Last week, I invited folks to vote on just one of the fan film guidelines that they thought the SMALL ACCESS group should focus our energies on trying to convince the studios to revise.

Initially, we set out to encourage multiple changes simultaneously from CBS and Paramount and pretty much got nowhere.  And while we still have a veeeerrrrry steep mountain to climb, we might end up with a better chance of success asking for just one change rather than many.

And so we set up a survey over on the Small Access Facebook Group, and so far, we’ve had just under a hundred votes.  Two-thirds favor a focus on the second half of the first guideline: “…With no additional seasons, episodes, parts, sequels or remakes.”  And with about a quarter of the vote, the notorious 15-minute limit is currently in second place.

But there’s still time to vote because, to be honest, I haven’t had a chance to work on the next entry of my “FAN FILM GUIDELINES: Reality Check” blog series yet.  And since I’m on vacation next week (heading up the California coast with the family and my camera), there might be a solid two weeks left to vote.

Here’s the link for the poll if you haven’t voted yet or want to encourage others to:

https://www.facebook.com/groups/smallaccess/permalink/465593603781344/

And in the meantime, if you want to help me write the next entry in the blog series, how do YOU think we should proceed from here?  We’ve got 1,300 in the Small Access group…92 of which are bothering to vote.  We’re not exactly a “movement,” but we’re not entirely invisible either.  A full-on boycott with just 1,300 people is pretty meaningless, though.  And I doubt we’re going to convince every fan filmmaker out there to simply ignore the guidelines and risk getting sued.  So what else is there?

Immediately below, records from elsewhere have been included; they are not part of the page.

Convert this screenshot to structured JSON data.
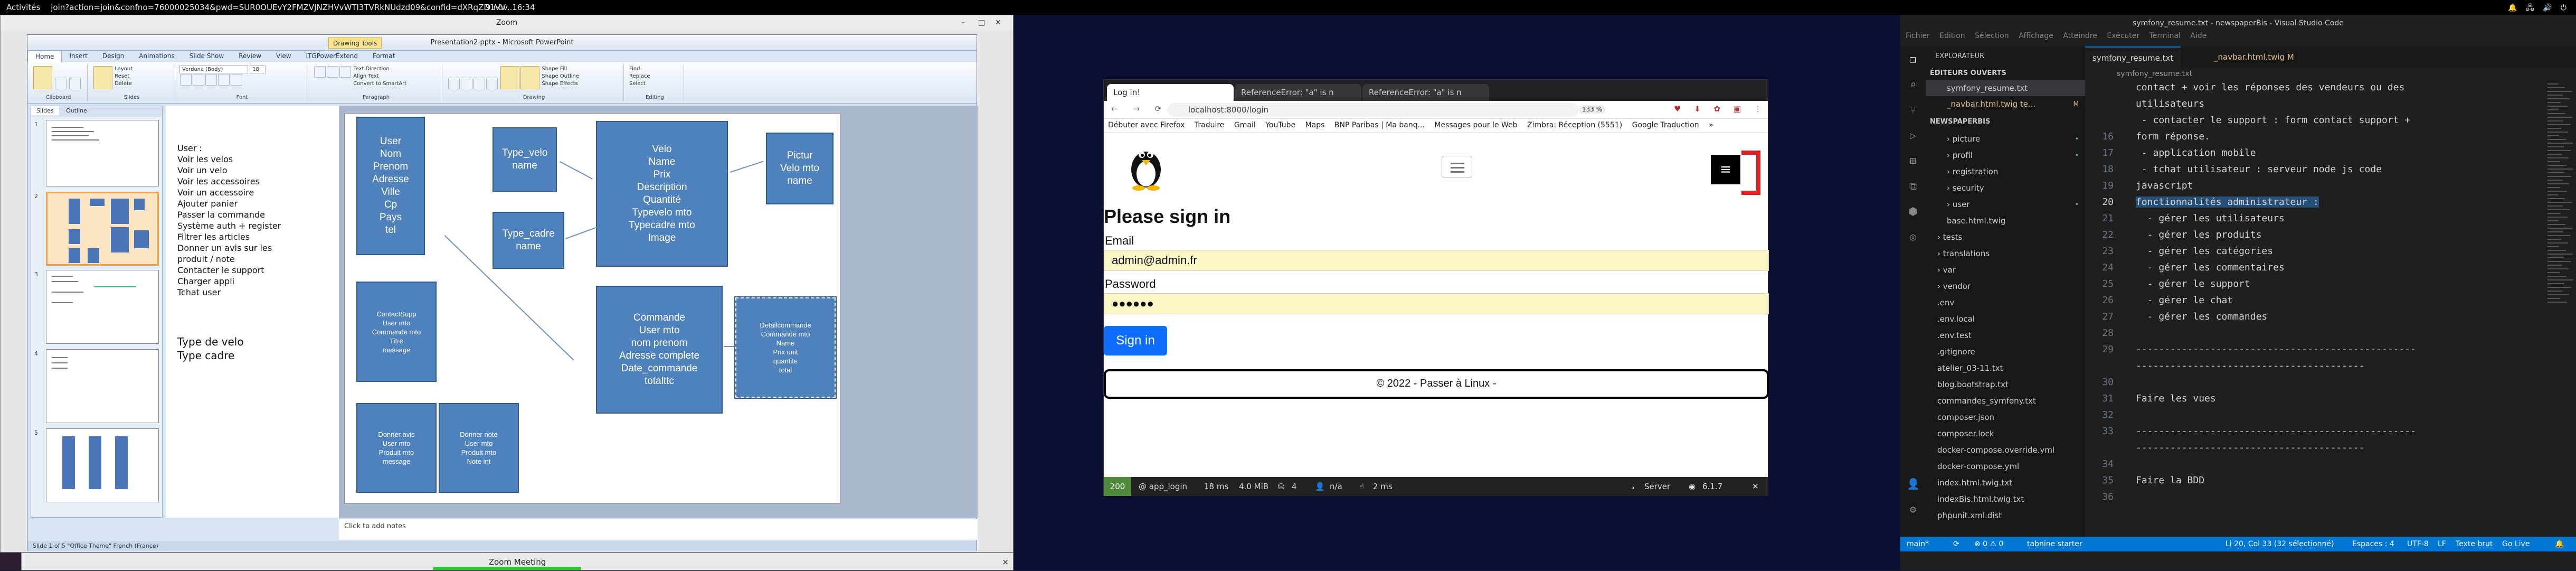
{
  "topbar": {
    "activities": "Activités",
    "app_title": "join?action=join&confno=76000025034&pwd=SUR0OUEvY2FMZVJNZHVvWTI3TVRkNUdzd09&confid=dXRqZD1VV...",
    "clock": "9 nov. 16:34",
    "tray": "🔔 🖧 🔊 ⏻"
  },
  "zoom": {
    "title": "Zoom",
    "bottom_title": "Zoom Meeting",
    "close": "×"
  },
  "ppt": {
    "app_title": "Presentation2.pptx - Microsoft PowerPoint",
    "context_tab": "Drawing Tools",
    "tabs": [
      "Home",
      "Insert",
      "Design",
      "Animations",
      "Slide Show",
      "Review",
      "View",
      "ITGPowerExtend",
      "Format"
    ],
    "groups": [
      {
        "label": "Clipboard",
        "items": [
          "Paste"
        ]
      },
      {
        "label": "Slides",
        "items": [
          "New Slide",
          "Layout",
          "Reset",
          "Delete"
        ]
      },
      {
        "label": "Font",
        "items": [
          "Verdana (Body)",
          "18"
        ]
      },
      {
        "label": "Paragraph",
        "items": [
          "Text Direction",
          "Align Text",
          "Convert to SmartArt"
        ]
      },
      {
        "label": "Drawing",
        "items": [
          "Arrange",
          "Quick Styles",
          "Shape Fill",
          "Shape Outline",
          "Shape Effects"
        ]
      },
      {
        "label": "Editing",
        "items": [
          "Find",
          "Replace",
          "Select"
        ]
      }
    ],
    "panel_tabs": [
      "Slides",
      "Outline"
    ],
    "slide_numbers": [
      "1",
      "2",
      "3",
      "4",
      "5"
    ],
    "notes_lines": [
      "User :",
      "Voir les velos",
      "Voir un velo",
      "Voir les accessoires",
      "Voir un accessoire",
      "Ajouter panier",
      "Passer la commande",
      "Système auth + register",
      "Filtrer les articles",
      "Donner un avis sur les",
      "produit / note",
      "Contacter le support",
      "Charger appli",
      "Tchat user"
    ],
    "notes_lines2": [
      "Type de velo",
      "Type cadre"
    ],
    "boxes": {
      "user": "User\nNom\nPrenom\nAdresse\nVille\nCp\nPays\ntel",
      "type_velo": "Type_velo\nname",
      "type_cadre": "Type_cadre\nname",
      "velo": "Velo\nName\nPrix\nDescription\nQuantité\nTypevelo mto\nTypecadre mto\nImage",
      "picture": "Pictur\nVelo mto\nname",
      "contact": "ContactSupp\nUser mto\nCommande mto\nTitre\nmessage",
      "commande": "Commande\nUser mto\nnom prenom\nAdresse complete\nDate_commande\ntotalttc",
      "detail": "Detailcommande\nCommande mto\nName\nPrix unit\nquantite\ntotal",
      "avis": "Donner avis\nUser mto\nProduit mto\nmessage",
      "note": "Donner note\nUser mto\nProduit mto\nNote int"
    },
    "click_notes": "Click to add notes",
    "status": "Slide 1 of 5   \"Office Theme\"   French (France)"
  },
  "browser": {
    "tabs": [
      "Log in!",
      "ReferenceError: \"a\" is n",
      "ReferenceError: \"a\" is n"
    ],
    "url": "localhost:8000/login",
    "zoom": "133 %",
    "nav_icons": "← → ⟳",
    "ext_icons": "♥ ⬇ ✿ ▣ ⋮",
    "bookmarks": [
      "Débuter avec Firefox",
      "Traduire",
      "Gmail",
      "YouTube",
      "Maps",
      "BNP Paribas | Ma banq...",
      "Messages pour le Web",
      "Zimbra: Réception (5551)",
      "Google Traduction",
      "»"
    ],
    "heading": "Please sign in",
    "email_label": "Email",
    "email_value": "admin@admin.fr",
    "password_label": "Password",
    "password_value": "●●●●●●",
    "signin_button": "Sign in",
    "footer": "© 2022 - Passer à Linux -",
    "burger": "≡",
    "profiler": {
      "status": "200",
      "route": "@ app_login",
      "time": "18 ms",
      "memory": "4.0 MiB",
      "layers": "4",
      "user": "n/a",
      "time2": "2 ms",
      "server": "Server",
      "version": "6.1.7",
      "close": "✕"
    }
  },
  "vscode": {
    "title": "symfony_resume.txt - newspaperBis - Visual Studio Code",
    "menu": [
      "Fichier",
      "Edition",
      "Sélection",
      "Affichage",
      "Atteindre",
      "Exécuter",
      "Terminal",
      "Aide"
    ],
    "explorer_title": "EXPLORATEUR",
    "open_editors": "ÉDITEURS OUVERTS",
    "open_files": [
      {
        "name": "symfony_resume.txt",
        "dot": ""
      },
      {
        "name": "_navbar.html.twig te...",
        "dot": "M"
      }
    ],
    "project": "NEWSPAPERBIS",
    "tree": [
      {
        "name": "picture",
        "dot": "•"
      },
      {
        "name": "profil",
        "dot": "•"
      },
      {
        "name": "registration",
        "dot": ""
      },
      {
        "name": "security",
        "dot": ""
      },
      {
        "name": "user",
        "dot": "•"
      },
      {
        "name": "base.html.twig",
        "dot": ""
      },
      {
        "name": "tests",
        "dot": ""
      },
      {
        "name": "translations",
        "dot": ""
      },
      {
        "name": "var",
        "dot": ""
      },
      {
        "name": "vendor",
        "dot": ""
      },
      {
        "name": ".env",
        "dot": ""
      },
      {
        "name": ".env.local",
        "dot": ""
      },
      {
        "name": ".env.test",
        "dot": ""
      },
      {
        "name": ".gitignore",
        "dot": ""
      },
      {
        "name": "atelier_03-11.txt",
        "dot": ""
      },
      {
        "name": "blog.bootstrap.txt",
        "dot": ""
      },
      {
        "name": "commandes_symfony.txt",
        "dot": ""
      },
      {
        "name": "composer.json",
        "dot": ""
      },
      {
        "name": "composer.lock",
        "dot": ""
      },
      {
        "name": "docker-compose.override.yml",
        "dot": ""
      },
      {
        "name": "docker-compose.yml",
        "dot": ""
      },
      {
        "name": "index.html.twig.txt",
        "dot": ""
      },
      {
        "name": "indexBis.html.twig.txt",
        "dot": ""
      },
      {
        "name": "phpunit.xml.dist",
        "dot": ""
      }
    ],
    "editor_tabs": [
      "symfony_resume.txt",
      "_navbar.html.twig M"
    ],
    "breadcrumb": "symfony_resume.txt",
    "code": [
      {
        "n": "",
        "t": "contact + voir les réponses des vendeurs ou des"
      },
      {
        "n": "",
        "t": "utilisateurs"
      },
      {
        "n": "",
        "t": " - contacter le support : form contact support +"
      },
      {
        "n": "16",
        "t": "form réponse."
      },
      {
        "n": "17",
        "t": " - application mobile"
      },
      {
        "n": "18",
        "t": " - tchat utilisateur : serveur node js code"
      },
      {
        "n": "19",
        "t": "javascript"
      },
      {
        "n": "20",
        "t": "fonctionnalités administrateur :",
        "sel": true
      },
      {
        "n": "21",
        "t": "  - gérer les utilisateurs"
      },
      {
        "n": "22",
        "t": "  - gérer les produits"
      },
      {
        "n": "23",
        "t": "  - gérer les catégories"
      },
      {
        "n": "24",
        "t": "  - gérer les commentaires"
      },
      {
        "n": "25",
        "t": "  - gérer le support"
      },
      {
        "n": "26",
        "t": "  - gérer le chat"
      },
      {
        "n": "27",
        "t": "  - gérer les commandes"
      },
      {
        "n": "28",
        "t": ""
      },
      {
        "n": "29",
        "t": "-------------------------------------------------"
      },
      {
        "n": "",
        "t": "----------------------------------------"
      },
      {
        "n": "30",
        "t": ""
      },
      {
        "n": "31",
        "t": "Faire les vues"
      },
      {
        "n": "32",
        "t": ""
      },
      {
        "n": "33",
        "t": "-------------------------------------------------"
      },
      {
        "n": "",
        "t": "----------------------------------------"
      },
      {
        "n": "34",
        "t": ""
      },
      {
        "n": "35",
        "t": "Faire la BDD"
      },
      {
        "n": "36",
        "t": ""
      }
    ],
    "status": {
      "branch": "main*",
      "sync": "⟳",
      "errors": "⊗ 0 ⚠ 0",
      "tabnine": "tabnine starter",
      "position": "Li 20, Col 33 (32 sélectionné)",
      "spaces": "Espaces : 4",
      "encoding": "UTF-8",
      "eol": "LF",
      "lang": "Texte brut",
      "live": "Go Live",
      "bell": "🔔"
    }
  }
}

I have a few ideas, but I’m curious first to see what other people think.  Feel free to comment on this page or, if you’re a member of SMALL ACCESS (and if you aren’t–why not???) on that Facebook group page.

FAN FILM GUIDELINES: Reality Check (Part 5) – Betcha can’t choose just ONE…continued!

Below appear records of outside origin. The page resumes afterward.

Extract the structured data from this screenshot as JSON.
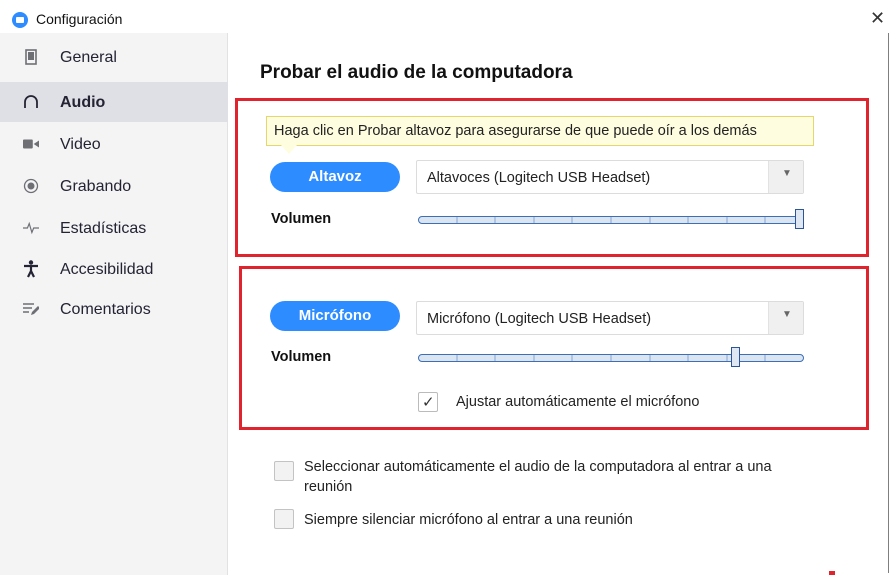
{
  "window": {
    "title": "Configuración",
    "close_glyph": "✕"
  },
  "sidebar": {
    "items": [
      {
        "label": "General",
        "icon": "general-icon",
        "active": false
      },
      {
        "label": "Audio",
        "icon": "headphones-icon",
        "active": true
      },
      {
        "label": "Video",
        "icon": "video-camera-icon",
        "active": false
      },
      {
        "label": "Grabando",
        "icon": "record-icon",
        "active": false
      },
      {
        "label": "Estadísticas",
        "icon": "statistics-icon",
        "active": false
      },
      {
        "label": "Accesibilidad",
        "icon": "accessibility-icon",
        "active": false
      },
      {
        "label": "Comentarios",
        "icon": "feedback-icon",
        "active": false
      }
    ]
  },
  "main": {
    "heading": "Probar el audio de la computadora",
    "speaker": {
      "tooltip": "Haga clic en Probar altavoz para asegurarse de que puede oír a los demás",
      "button_label": "Altavoz",
      "device": "Altavoces (Logitech USB Headset)",
      "volume_label": "Volumen",
      "volume_level": 1.0
    },
    "microphone": {
      "button_label": "Micrófono",
      "device": "Micrófono (Logitech USB Headset)",
      "volume_label": "Volumen",
      "volume_level": 0.83,
      "auto_adjust_label": "Ajustar automáticamente el micrófono",
      "auto_adjust_checked": true
    },
    "options": [
      {
        "label_line1": "Seleccionar automáticamente el audio de la computadora al entrar a una",
        "label_line2": "reunión",
        "checked": false
      },
      {
        "label_line1": "Siempre silenciar micrófono al entrar a una reunión",
        "label_line2": "",
        "checked": false
      }
    ]
  },
  "colors": {
    "accent": "#2d8cff",
    "highlight_box": "#e0242d",
    "tooltip_bg": "#fffde0"
  }
}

Last time, we began looking at all of the fan film guidelines one at a time, wondering if we could choose just one to present to the studios with a request for reconsideration.

Why choose just one?  Don’t we hate all of the guidelines?  Don’t we want everything to go back to what it was when the only rules were “Don’t charge to see your fan film” and “Don’t make any profit”?

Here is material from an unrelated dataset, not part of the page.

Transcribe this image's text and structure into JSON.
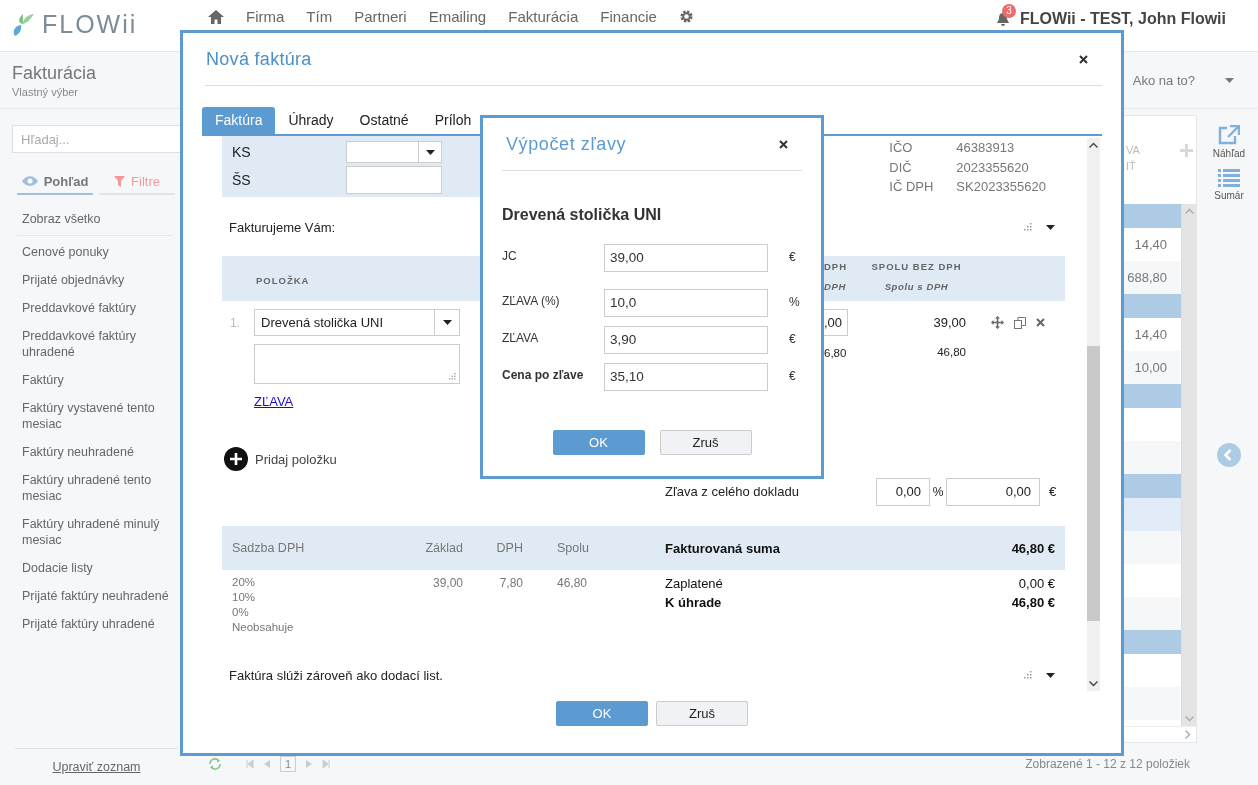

Well, actually, no…at least I don’t feel that way anymore.  Actually, I never wanted to get rid of all of the guidelines, and I only ever thought that maybe four of them were truly problematic for fan films.  As I discussed in Part 2, the guidelines didn’t kill Star Trek fan films.  In fact, since the guidelines were announced last June, more than SIXTY Trek fan films have been released…some of which did not follow the new guidelines but many did.

And then in Part 3, I discussed how the guidelines weren’t a completely bad deal for fan producers.  By providing a safe harbor, much of the guesswork, uncertainty, and outright fear could be avoided by fans wanting to ensure they would not answer the door one day to a person holding a subpoena.  Of course, the guidelines are still very restrictive, but they are far from impossible to follow.

However, I still believe there is room left to improve the guidelines to make them less constraining for fans while still protecting the interests of the studios.  But the reality is that the more changes we fans try to get made to their guidelines, the less likely the studios will be to cooperate.  So last week and this week, I’m looking at all the guidelines in an attempt to choose just one to focus on—one little compromise.  If we can adjust just a single guideline, it’s still a win for fans…and we go from there.

But which one?

Last week, we quickly eliminated nearly half of the guidelines because they weren’t really problematic.  Then we began looking at the second group of guidelines, a category I called…

Continue reading “FAN FILM GUIDELINES: Reality Check (Part 5) – Betcha can’t choose just ONE…continued!”